WHAT NEEDS TO BE DONE. Retype each record shown below, leaving every character as it is.

[Items from an interface collection]
---------------

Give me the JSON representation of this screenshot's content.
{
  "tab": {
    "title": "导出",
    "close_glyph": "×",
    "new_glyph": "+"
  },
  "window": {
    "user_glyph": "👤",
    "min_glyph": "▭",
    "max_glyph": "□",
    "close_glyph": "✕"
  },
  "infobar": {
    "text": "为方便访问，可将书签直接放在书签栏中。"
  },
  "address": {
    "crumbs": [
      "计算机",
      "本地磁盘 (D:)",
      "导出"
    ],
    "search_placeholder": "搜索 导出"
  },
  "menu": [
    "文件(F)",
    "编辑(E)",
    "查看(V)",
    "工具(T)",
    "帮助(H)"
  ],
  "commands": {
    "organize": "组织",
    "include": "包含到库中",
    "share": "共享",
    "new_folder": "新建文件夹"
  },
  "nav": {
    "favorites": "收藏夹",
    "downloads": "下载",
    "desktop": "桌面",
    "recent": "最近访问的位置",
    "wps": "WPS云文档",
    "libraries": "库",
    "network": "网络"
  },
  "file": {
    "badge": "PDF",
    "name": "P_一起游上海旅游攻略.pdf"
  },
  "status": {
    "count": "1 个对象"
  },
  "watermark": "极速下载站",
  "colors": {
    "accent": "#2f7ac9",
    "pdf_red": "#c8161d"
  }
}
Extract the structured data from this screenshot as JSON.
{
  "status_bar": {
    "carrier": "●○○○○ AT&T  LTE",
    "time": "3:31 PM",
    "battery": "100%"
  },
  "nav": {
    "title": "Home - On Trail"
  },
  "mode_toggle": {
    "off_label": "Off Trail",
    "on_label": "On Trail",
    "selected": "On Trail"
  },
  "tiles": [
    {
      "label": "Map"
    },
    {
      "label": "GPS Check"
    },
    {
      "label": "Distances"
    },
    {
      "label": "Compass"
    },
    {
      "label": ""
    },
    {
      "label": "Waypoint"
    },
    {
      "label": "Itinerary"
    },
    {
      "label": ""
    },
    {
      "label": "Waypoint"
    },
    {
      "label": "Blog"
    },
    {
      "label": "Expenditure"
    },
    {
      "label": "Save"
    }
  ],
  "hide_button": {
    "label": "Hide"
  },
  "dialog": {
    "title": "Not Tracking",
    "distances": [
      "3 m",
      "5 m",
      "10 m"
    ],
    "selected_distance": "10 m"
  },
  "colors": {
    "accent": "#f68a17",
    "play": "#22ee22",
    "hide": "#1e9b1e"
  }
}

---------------

EXERCISE RESPONSE.
Give me the JSON representation of this screenshot's content.
{
  "tab": {
    "title": "导出",
    "close_glyph": "×",
    "new_glyph": "+"
  },
  "window": {
    "user_glyph": "👤",
    "min_glyph": "▭",
    "max_glyph": "□",
    "close_glyph": "✕"
  },
  "infobar": {
    "text": "为方便访问，可将书签直接放在书签栏中。"
  },
  "address": {
    "crumbs": [
      "计算机",
      "本地磁盘 (D:)",
      "导出"
    ],
    "search_placeholder": "搜索 导出"
  },
  "menu": [
    "文件(F)",
    "编辑(E)",
    "查看(V)",
    "工具(T)",
    "帮助(H)"
  ],
  "commands": {
    "organize": "组织",
    "include": "包含到库中",
    "share": "共享",
    "new_folder": "新建文件夹"
  },
  "nav": {
    "favorites": "收藏夹",
    "downloads": "下载",
    "desktop": "桌面",
    "recent": "最近访问的位置",
    "wps": "WPS云文档",
    "libraries": "库",
    "network": "网络"
  },
  "file": {
    "badge": "PDF",
    "name": "P_一起游上海旅游攻略.pdf"
  },
  "status": {
    "count": "1 个对象"
  },
  "watermark": "极速下载站",
  "colors": {
    "accent": "#2f7ac9",
    "pdf_red": "#c8161d"
  }
}
Extract the structured data from this screenshot as JSON.
{
  "status_bar": {
    "carrier": "●○○○○ AT&T  LTE",
    "time": "3:31 PM",
    "battery": "100%"
  },
  "nav": {
    "title": "Home - On Trail"
  },
  "mode_toggle": {
    "off_label": "Off Trail",
    "on_label": "On Trail",
    "selected": "On Trail"
  },
  "tiles": [
    {
      "label": "Map"
    },
    {
      "label": "GPS Check"
    },
    {
      "label": "Distances"
    },
    {
      "label": "Compass"
    },
    {
      "label": ""
    },
    {
      "label": "Waypoint"
    },
    {
      "label": "Itinerary"
    },
    {
      "label": ""
    },
    {
      "label": "Waypoint"
    },
    {
      "label": "Blog"
    },
    {
      "label": "Expenditure"
    },
    {
      "label": "Save"
    }
  ],
  "hide_button": {
    "label": "Hide"
  },
  "dialog": {
    "title": "Not Tracking",
    "distances": [
      "3 m",
      "5 m",
      "10 m"
    ],
    "selected_distance": "10 m"
  },
  "colors": {
    "accent": "#f68a17",
    "play": "#22ee22",
    "hide": "#1e9b1e"
  }
}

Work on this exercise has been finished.